told we had at least one grandparent living with us for the
better part of two decades. All lived with us till they died.
All died at home. None of them ever saw the inside of a nursing
know that having Grandma in the guest room isn’t always
possible, but that’s how my mother and father answered Nancy
Pelosi’s question. And I never regretted the fact that my
parents welcomed their aging parents into our home.
Tire Pressure Warning Lights
Jim Grant, Northwood Garage
Have you ever heard “Your tires need winter air”? This has been
sort of a joke for many years. There’s more truth to it than
you may realize, and the tires pressure warning light in today’s
vehicles prove just that.
you know that the pressure of your car’s tires drops about 1 PSI
for every 10 degrees of temperature drop? If you had your tire
pressure set on a warm day and now, overnight temperatures are
dropping below freezing, the tire pressure could easily drop 4
PSI (which happens to be enough to turn on the low tire pressure
warning light on most cars). The fix is simple... when setting
tire pressure this time of year, add about 4 to 5 PSI to the
Adding a little extra winter air pressure should cure your cold
weather tire pressure warning light problems. (Don’t forget to
switch to summer air pressure in the spring, which won’t be here
Letter To The Editor
There are some Northwood residents persistently presenting you
with an old and rather silly argument against full day
kindergarten. They stubbornly insist that because it has been
defeated at the polls (as separate warrant articles), it should
no longer be an option and they are furious that it has been put
directly into the school budget for the next year, claiming that
it’s a sneaky, back door way of doing business. In truth, there
are many opportunities for public comment and input along the
budget building process but they are not usually well attended
by busy working parents or anyone else really.
seems, by their logic, that once a warrant has been defeated by
those who showed up to vote (less than 900 total, for AND
against) on one given day of the year, it should not be brought
forth again.
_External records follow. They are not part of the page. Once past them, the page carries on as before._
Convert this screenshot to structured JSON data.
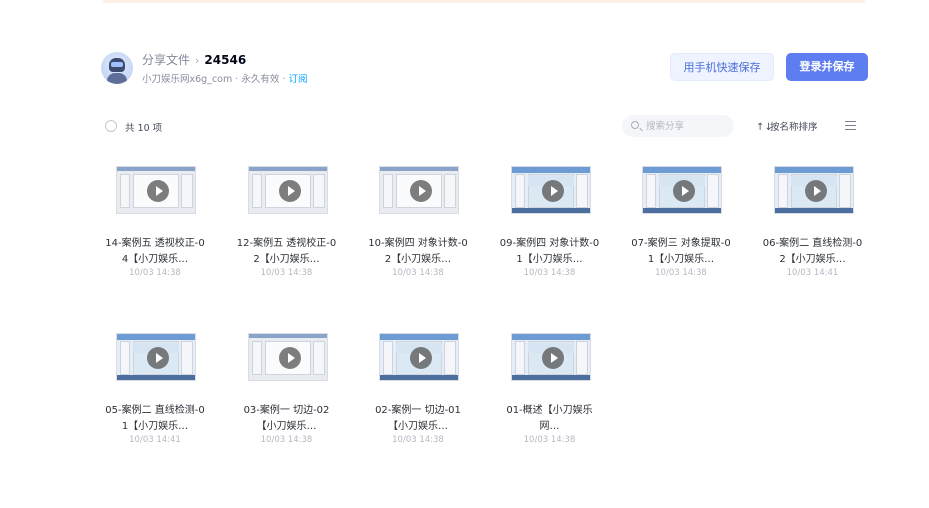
{
  "header": {
    "title_label": "分享文件",
    "title_separator": "›",
    "title_name": "24546",
    "owner": "小刀娱乐网x6g_com",
    "validity": "永久有效",
    "subscribe_label": "订阅",
    "dot": "·"
  },
  "actions": {
    "phone_save_label": "用手机快速保存",
    "login_save_label": "登录并保存"
  },
  "toolbar": {
    "count_text": "共 10 项",
    "search_placeholder": "搜索分享",
    "sort_icon": "↑↓",
    "sort_label": "按名称排序"
  },
  "files": [
    {
      "name": "14-案例五 透视校正-04【小刀娱乐…",
      "date": "10/03 14:38",
      "thumb": "plain"
    },
    {
      "name": "12-案例五 透视校正-02【小刀娱乐…",
      "date": "10/03 14:38",
      "thumb": "plain"
    },
    {
      "name": "10-案例四 对象计数-02【小刀娱乐…",
      "date": "10/03 14:38",
      "thumb": "plain"
    },
    {
      "name": "09-案例四 对象计数-01【小刀娱乐…",
      "date": "10/03 14:38",
      "thumb": "alt"
    },
    {
      "name": "07-案例三 对象提取-01【小刀娱乐…",
      "date": "10/03 14:38",
      "thumb": "alt"
    },
    {
      "name": "06-案例二 直线检测-02【小刀娱乐…",
      "date": "10/03 14:41",
      "thumb": "alt"
    },
    {
      "name": "05-案例二 直线检测-01【小刀娱乐…",
      "date": "10/03 14:41",
      "thumb": "alt"
    },
    {
      "name": "03-案例一 切边-02【小刀娱乐…",
      "date": "10/03 14:38",
      "thumb": "plain"
    },
    {
      "name": "02-案例一 切边-01【小刀娱乐…",
      "date": "10/03 14:38",
      "thumb": "alt"
    },
    {
      "name": "01-概述【小刀娱乐网…",
      "date": "10/03 14:38",
      "thumb": "alt"
    }
  ]
}
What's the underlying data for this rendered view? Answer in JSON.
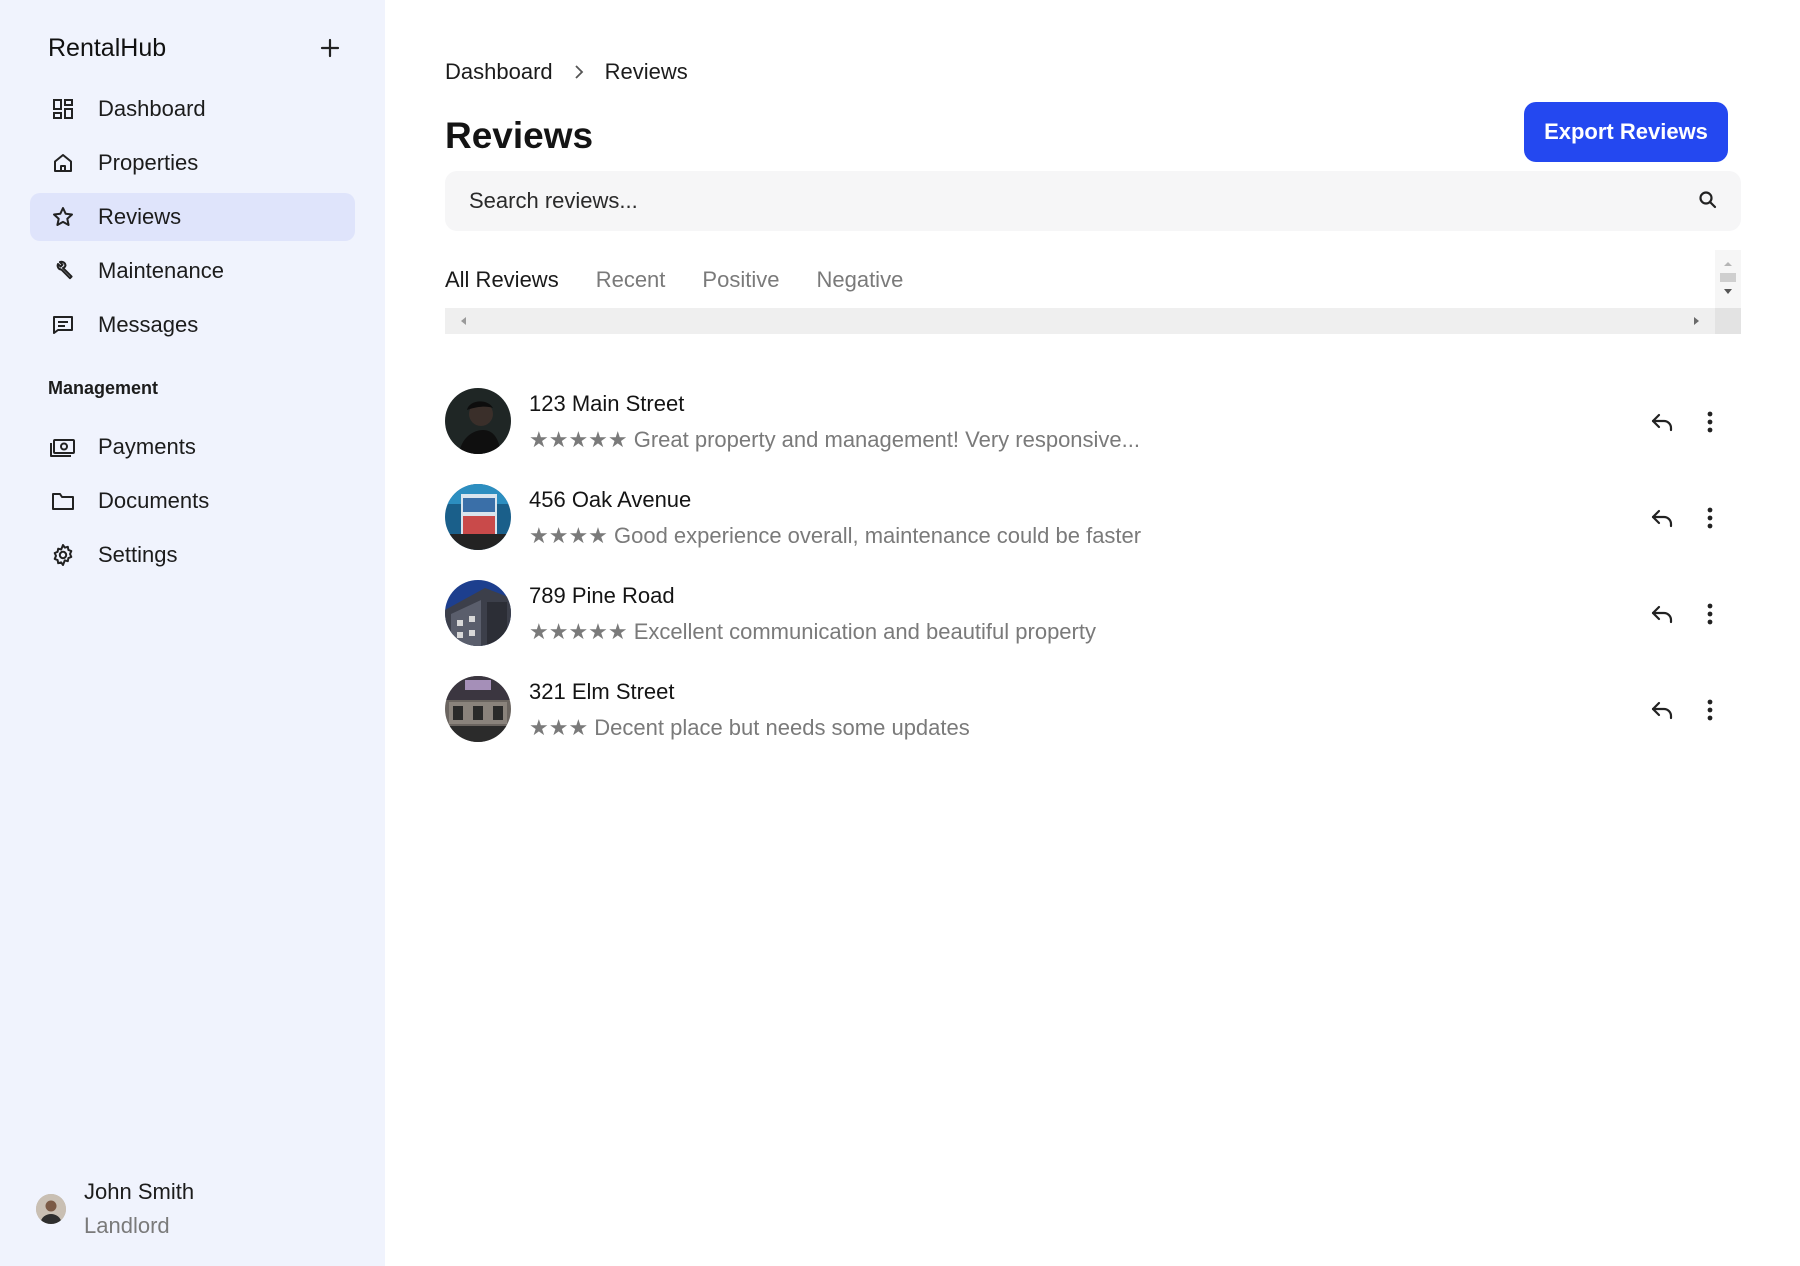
{
  "sidebar": {
    "brand": "RentalHub",
    "add_icon": "plus-icon",
    "nav": [
      {
        "label": "Dashboard",
        "icon": "dashboard-icon",
        "active": false
      },
      {
        "label": "Properties",
        "icon": "home-icon",
        "active": false
      },
      {
        "label": "Reviews",
        "icon": "star-icon",
        "active": true
      },
      {
        "label": "Maintenance",
        "icon": "wrench-icon",
        "active": false
      },
      {
        "label": "Messages",
        "icon": "message-icon",
        "active": false
      }
    ],
    "section_title": "Management",
    "management": [
      {
        "label": "Payments",
        "icon": "payments-icon"
      },
      {
        "label": "Documents",
        "icon": "folder-icon"
      },
      {
        "label": "Settings",
        "icon": "gear-icon"
      }
    ],
    "user": {
      "name": "John Smith",
      "role": "Landlord"
    },
    "active_bg": "#dfe4fb",
    "bg": "#f0f3fd"
  },
  "main": {
    "breadcrumb": [
      "Dashboard",
      "Reviews"
    ],
    "title": "Reviews",
    "export_label": "Export Reviews",
    "accent": "#2448f0",
    "search": {
      "placeholder": "Search reviews...",
      "value": ""
    },
    "tabs": [
      {
        "label": "All Reviews",
        "active": true
      },
      {
        "label": "Recent",
        "active": false
      },
      {
        "label": "Positive",
        "active": false
      },
      {
        "label": "Negative",
        "active": false
      }
    ],
    "reviews": [
      {
        "title": "123 Main Street",
        "text": "★★★★★ Great property and management! Very responsive..."
      },
      {
        "title": "456 Oak Avenue",
        "text": "★★★★ Good experience overall, maintenance could be faster"
      },
      {
        "title": "789 Pine Road",
        "text": "★★★★★ Excellent communication and beautiful property"
      },
      {
        "title": "321 Elm Street",
        "text": "★★★ Decent place but needs some updates"
      }
    ]
  }
}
If this practice was always followed, the only
people voting in this country in 2017 would be white male
property owners. Sometimes it takes many attempts to make a
needed change the law of the land (think women’s right to vote,
Civil rights and black voting rights to name a very few).
However you feel about all day kindergarten in Northwood, please
don’t be swayed by this archaic argument. And please do get out
to vote in March, whichever way you plan to do so!
Beth Benham, RN, BSN
Northwood School Nurse
Letter To The Editor
Full-Day K and Economic Development
number of letters on the issue of full-day kindergarten have
referenced the fact that a stand-alone petition warrant article
failed last year, and therefore, the School Board should not
have built it into this year’s budget. But there are number of
important differences between last year and this.
First, last year’s warrant could only call for raising the money
needed for FTK. It could not also say that by not running a
mid-day bus, $42,000 would be saved, making the actual cost
Also, as School Board Chair Keith McGuigan has pointed out, the
Board went though the budget looking for savings that could be
applied to the cost of FDK. For example, because of enrollment,
there will be two fewer positions to fill, and those savings can
be directed to FDK. And, of course, unlike last year, this
coming year, there is no $200K bond payment.
would also note that the budget would be significantly less had
not 16 additional students moved in to attend Coe-Brown. But
rather that bemoan this, let us learn from it.
People move to towns where there are good schools. A recent
article in the Concord Monitor pointed out that enrollments in
Hopkinton and Bow – both of which have FDK – have increased
while surrounding towns without it have not seen these
Offering FDK would make Northwood a more attractive town to move
into, holding home values steady – if not increasing them, and
that would increase our tax base.
Also, some of these new families might bring with them an
entrepreneurial spirit, resulting in some new business. Think
how many businesses in town are owned and operated by people who
you can think of FDK as an economic development tool – and also
the right thing to do for our youngest citizens.